▶ [TASK] Copy every line of the records below where the word "icon" occurs.

[Data records for software interfaces]
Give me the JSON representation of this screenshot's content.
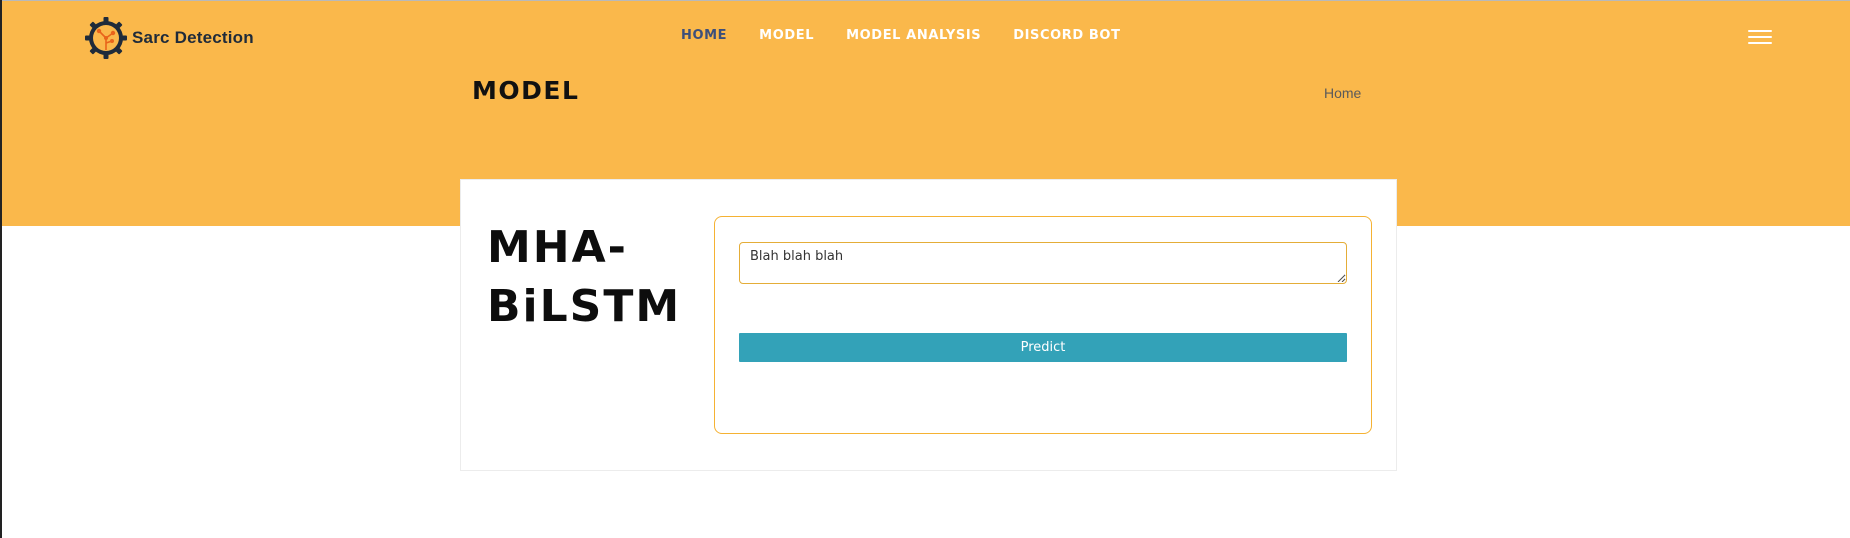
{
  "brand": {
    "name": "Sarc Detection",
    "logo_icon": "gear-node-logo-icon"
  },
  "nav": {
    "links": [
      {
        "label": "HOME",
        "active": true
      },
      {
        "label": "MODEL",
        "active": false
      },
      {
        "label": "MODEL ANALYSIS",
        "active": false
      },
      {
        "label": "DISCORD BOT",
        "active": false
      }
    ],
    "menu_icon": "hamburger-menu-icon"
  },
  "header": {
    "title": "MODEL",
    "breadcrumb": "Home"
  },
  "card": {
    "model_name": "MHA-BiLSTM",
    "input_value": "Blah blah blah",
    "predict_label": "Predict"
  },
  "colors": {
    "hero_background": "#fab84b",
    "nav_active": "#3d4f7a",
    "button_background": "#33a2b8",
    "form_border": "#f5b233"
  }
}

▶ [EXERCISE SOLUTION]
    "logo_icon": "gear-node-logo-icon"
    "menu_icon": "hamburger-menu-icon"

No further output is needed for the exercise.